TASK STATEMENT » Type out the listing below exactly. Pictures stay out of it.

DATASET ENTRIES »

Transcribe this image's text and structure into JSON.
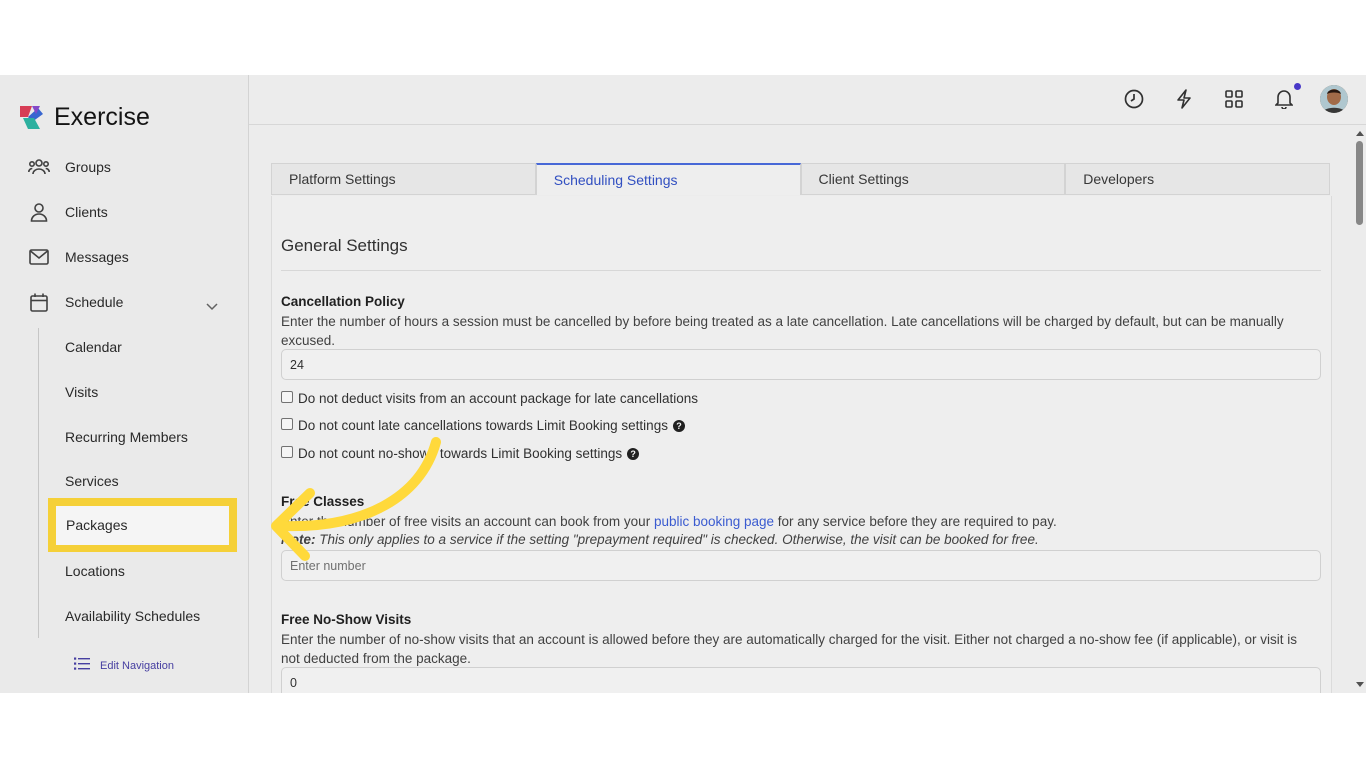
{
  "app": {
    "name": "Exercise"
  },
  "sidebar": {
    "items": [
      {
        "label": "Groups",
        "icon": "groups-icon"
      },
      {
        "label": "Clients",
        "icon": "person-icon"
      },
      {
        "label": "Messages",
        "icon": "envelope-icon"
      },
      {
        "label": "Schedule",
        "icon": "calendar-icon"
      }
    ],
    "schedule_sub": [
      "Calendar",
      "Visits",
      "Recurring Members",
      "Services",
      "Packages",
      "Locations",
      "Availability Schedules"
    ],
    "edit_navigation": "Edit Navigation"
  },
  "topbar": {
    "icons": [
      "clock-icon",
      "lightning-icon",
      "apps-grid-icon",
      "bell-icon",
      "avatar"
    ]
  },
  "tabs": [
    "Platform Settings",
    "Scheduling Settings",
    "Client Settings",
    "Developers"
  ],
  "active_tab": "Scheduling Settings",
  "settings": {
    "section_title": "General Settings",
    "cancellation": {
      "label": "Cancellation Policy",
      "desc": "Enter the number of hours a session must be cancelled by before being treated as a late cancellation. Late cancellations will be charged by default, but can be manually excused.",
      "value": "24",
      "checkbox1": "Do not deduct visits from an account package for late cancellations",
      "checkbox2": "Do not count late cancellations towards Limit Booking settings",
      "checkbox3": "Do not count no-shows towards Limit Booking settings"
    },
    "free_classes": {
      "label": "Free Classes",
      "desc_before": "Enter the number of free visits an account can book from your ",
      "desc_link": "public booking page",
      "desc_after": " for any service before they are required to pay.",
      "note_label": "Note:",
      "note_text": " This only applies to a service if the setting \"prepayment required\" is checked. Otherwise, the visit can be booked for free.",
      "placeholder": "Enter number"
    },
    "free_noshow": {
      "label": "Free No-Show Visits",
      "desc": "Enter the number of no-show visits that an account is allowed before they are automatically charged for the visit. Either not charged a no-show fee (if applicable), or visit is not deducted from the package.",
      "value": "0"
    }
  },
  "colors": {
    "highlight": "#ffd93b",
    "accent": "#3453c9",
    "brand_text": "#4a42a8"
  }
}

ANSWER SECTION »
Transcribe this image's text and structure into JSON.
{
  "app": {
    "name": "Exercise"
  },
  "sidebar": {
    "items": [
      {
        "label": "Groups",
        "icon": "groups-icon"
      },
      {
        "label": "Clients",
        "icon": "person-icon"
      },
      {
        "label": "Messages",
        "icon": "envelope-icon"
      },
      {
        "label": "Schedule",
        "icon": "calendar-icon"
      }
    ],
    "schedule_sub": [
      "Calendar",
      "Visits",
      "Recurring Members",
      "Services",
      "Packages",
      "Locations",
      "Availability Schedules"
    ],
    "edit_navigation": "Edit Navigation"
  },
  "topbar": {
    "icons": [
      "clock-icon",
      "lightning-icon",
      "apps-grid-icon",
      "bell-icon",
      "avatar"
    ]
  },
  "tabs": [
    "Platform Settings",
    "Scheduling Settings",
    "Client Settings",
    "Developers"
  ],
  "active_tab": "Scheduling Settings",
  "settings": {
    "section_title": "General Settings",
    "cancellation": {
      "label": "Cancellation Policy",
      "desc": "Enter the number of hours a session must be cancelled by before being treated as a late cancellation. Late cancellations will be charged by default, but can be manually excused.",
      "value": "24",
      "checkbox1": "Do not deduct visits from an account package for late cancellations",
      "checkbox2": "Do not count late cancellations towards Limit Booking settings",
      "checkbox3": "Do not count no-shows towards Limit Booking settings"
    },
    "free_classes": {
      "label": "Free Classes",
      "desc_before": "Enter the number of free visits an account can book from your ",
      "desc_link": "public booking page",
      "desc_after": " for any service before they are required to pay.",
      "note_label": "Note:",
      "note_text": " This only applies to a service if the setting \"prepayment required\" is checked. Otherwise, the visit can be booked for free.",
      "placeholder": "Enter number"
    },
    "free_noshow": {
      "label": "Free No-Show Visits",
      "desc": "Enter the number of no-show visits that an account is allowed before they are automatically charged for the visit. Either not charged a no-show fee (if applicable), or visit is not deducted from the package.",
      "value": "0"
    }
  },
  "colors": {
    "highlight": "#ffd93b",
    "accent": "#3453c9",
    "brand_text": "#4a42a8"
  }
}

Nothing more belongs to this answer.